Sample Documents: Jane Addams to Sarah Alice Addams Haldeman, 28 December 1886
Jane Addams to Sarah Alice Addams Haldeman
The years that Jane Addams spent in Baltimore, from December 1885 until the end of January 1887, opened her eyes to the difference that philanthropy could play in the life of a great city. Although she lived in the fashionable Mount Vernon Place neighborhood and took advantage of its social and cultural amenities, Addams also spent time doing charitable work. This excerpt from her Christmas letter to her sister Alice Haldeman, documents Addams’s growing awareness of poverty and the importance of contributing time—and money—to institutions such as the Johns Hopkins Shelter for Aged and Infirm Colored Persons.1

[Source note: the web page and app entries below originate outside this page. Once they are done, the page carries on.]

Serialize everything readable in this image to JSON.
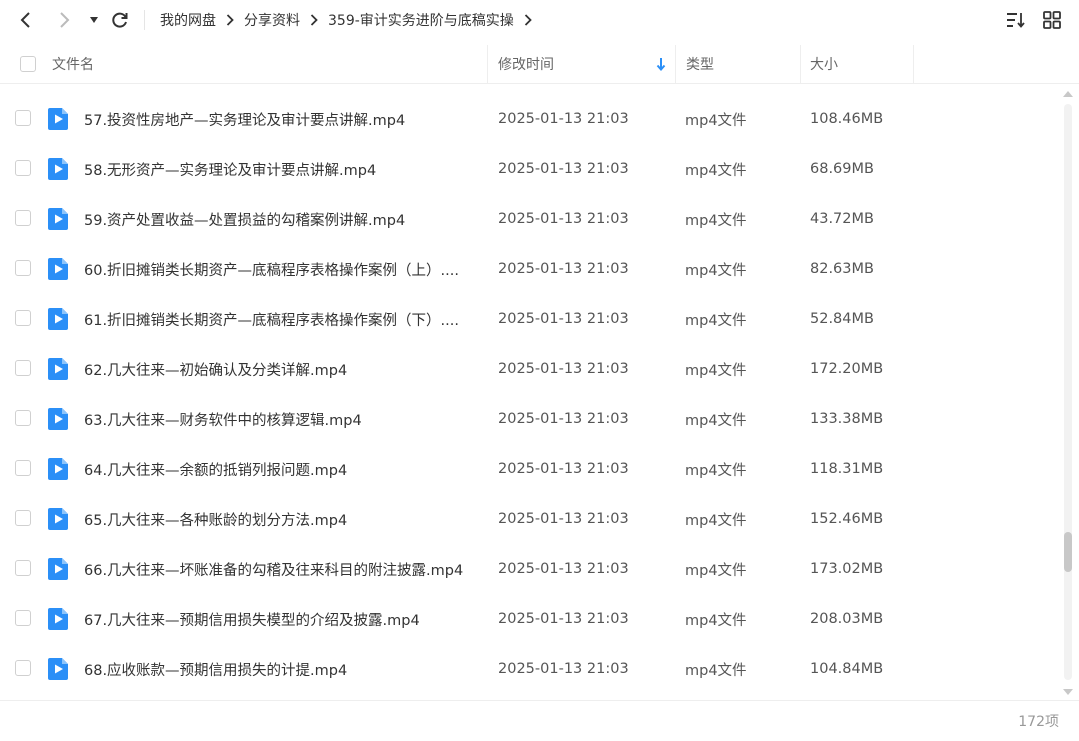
{
  "breadcrumb": [
    "我的网盘",
    "分享资料",
    "359-审计实务进阶与底稿实操"
  ],
  "columns": {
    "name": "文件名",
    "modified": "修改时间",
    "type": "类型",
    "size": "大小"
  },
  "files": [
    {
      "name": "57.投资性房地产—实务理论及审计要点讲解.mp4",
      "modified": "2025-01-13 21:03",
      "type": "mp4文件",
      "size": "108.46MB"
    },
    {
      "name": "58.无形资产—实务理论及审计要点讲解.mp4",
      "modified": "2025-01-13 21:03",
      "type": "mp4文件",
      "size": "68.69MB"
    },
    {
      "name": "59.资产处置收益—处置损益的勾稽案例讲解.mp4",
      "modified": "2025-01-13 21:03",
      "type": "mp4文件",
      "size": "43.72MB"
    },
    {
      "name": "60.折旧摊销类长期资产—底稿程序表格操作案例（上）....",
      "modified": "2025-01-13 21:03",
      "type": "mp4文件",
      "size": "82.63MB"
    },
    {
      "name": "61.折旧摊销类长期资产—底稿程序表格操作案例（下）....",
      "modified": "2025-01-13 21:03",
      "type": "mp4文件",
      "size": "52.84MB"
    },
    {
      "name": "62.几大往来—初始确认及分类详解.mp4",
      "modified": "2025-01-13 21:03",
      "type": "mp4文件",
      "size": "172.20MB"
    },
    {
      "name": "63.几大往来—财务软件中的核算逻辑.mp4",
      "modified": "2025-01-13 21:03",
      "type": "mp4文件",
      "size": "133.38MB"
    },
    {
      "name": "64.几大往来—余额的抵销列报问题.mp4",
      "modified": "2025-01-13 21:03",
      "type": "mp4文件",
      "size": "118.31MB"
    },
    {
      "name": "65.几大往来—各种账龄的划分方法.mp4",
      "modified": "2025-01-13 21:03",
      "type": "mp4文件",
      "size": "152.46MB"
    },
    {
      "name": "66.几大往来—坏账准备的勾稽及往来科目的附注披露.mp4",
      "modified": "2025-01-13 21:03",
      "type": "mp4文件",
      "size": "173.02MB"
    },
    {
      "name": "67.几大往来—预期信用损失模型的介绍及披露.mp4",
      "modified": "2025-01-13 21:03",
      "type": "mp4文件",
      "size": "208.03MB"
    },
    {
      "name": "68.应收账款—预期信用损失的计提.mp4",
      "modified": "2025-01-13 21:03",
      "type": "mp4文件",
      "size": "104.84MB"
    }
  ],
  "footer": {
    "count": "172项"
  },
  "colors": {
    "accent": "#2b8ff7",
    "file_icon": "#2b8ff7"
  }
}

413 North Chas St Baltimore, [Md.] Dec 28" 1886
My dearest Alice
The box with its dainty contents was greatly enjoyed and appreciated. It came Thursday evening, I had been out helping Mrs Brooks 2 with her Christmas tree and was full of the Christmas spirit when we opened it. You were very kind, my dear, to give us what you made yourself. Mrs Brooks had invited us there for Christmas eve, but the weather was atrocious and as Mr Dorr & Mr Lemen 3 came to spend the evening, we got up as much Christmas eve as we could with nuts & candy and staid at home.
We received some friendly calls Christmas morning and our dinner was increased by presents of plum pudding and mince pie. We had asked Miss Kate and Mary Mayer 4 to take tea with us and go to the German opera, the Thalia Company which is here now. We had a merry evening. In the afternoon I had been up with the old colored women with some little presents, and into a little colored orphan asylum I have grown quite interested in. They take little colored girls and keep them until they are fifteen, training them to be good servants, the children themselves expecting to be that and having an ambition for a good place. I heartily approve of the scheme.5. . . Ma & Geo send much love to you both. Always Your

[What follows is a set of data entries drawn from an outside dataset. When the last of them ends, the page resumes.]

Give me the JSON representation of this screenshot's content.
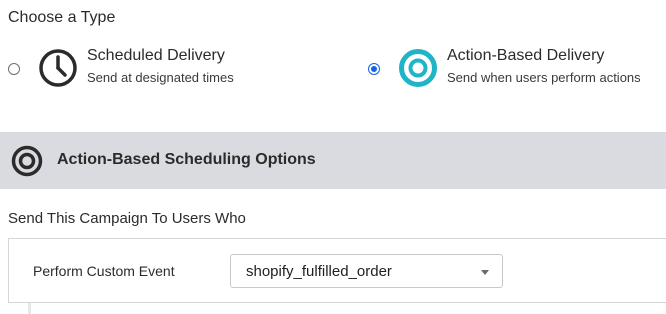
{
  "type_section": {
    "title": "Choose a Type",
    "options": [
      {
        "id": "scheduled",
        "title": "Scheduled Delivery",
        "subtitle": "Send at designated times",
        "icon": "clock-icon",
        "selected": false
      },
      {
        "id": "action",
        "title": "Action-Based Delivery",
        "subtitle": "Send when users perform actions",
        "icon": "target-icon",
        "selected": true
      }
    ]
  },
  "options_bar": {
    "title": "Action-Based Scheduling Options",
    "icon": "target-icon"
  },
  "send_section": {
    "title": "Send This Campaign To Users Who",
    "trigger": {
      "label": "Perform Custom Event",
      "selected_value": "shopify_fulfilled_order"
    }
  },
  "colors": {
    "accent_teal": "#1fb4c7",
    "radio_selected": "#1464e6",
    "bar_background": "#dadbe1",
    "text_dark": "#2b2b2b"
  }
}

ALS (Indiana University, Lilly Library, Mrs. S. A. Haldeman Mss.; JAPM, 2:391; JAP, 2:475-76).
1. Jane Addams was one of the major donors to the Shelter for Aged and Infirm Colored Persons in Baltimore, contributing $20 in 1887. Incorporated on 12 Feb. 1881 and opened in 1883 to “well recommended” applicants who could deposit $100, the institution was supported by approximately 125 white patrons who donated nearly $800 each year.
2. Amelia Schultz Brooks (d. 1901) was the wife of William Keith Brooks (1848-1908), professor of zoology at Johns Hopkins University and George Haldeman’s teacher.
3. Lucius Bradley Dorr and William Samuel Lemen were cousins. Both were graduate students at Johns Hopkins University, Baltimore.
4. Kate and Mary Mayer were the daughters of Cornelia Poor and Brantz Mayer, the founder of the Maryland Historical Society. The Mayer family, with whom Jane Addams’s stepbrother George Haldeman was lodging, befriended the Addams women and helped introduce them in Baltimore society.
5. The Johns Hopkins Colored Orphan Asylum, founded in 1873, was located at 519 West Biddle Street. Begun as a shelter for African-American children during the Civil War, and sponsored by the Society of Friends, it became an orphan asylum under the control of the trustees of Johns Hopkins Hospital.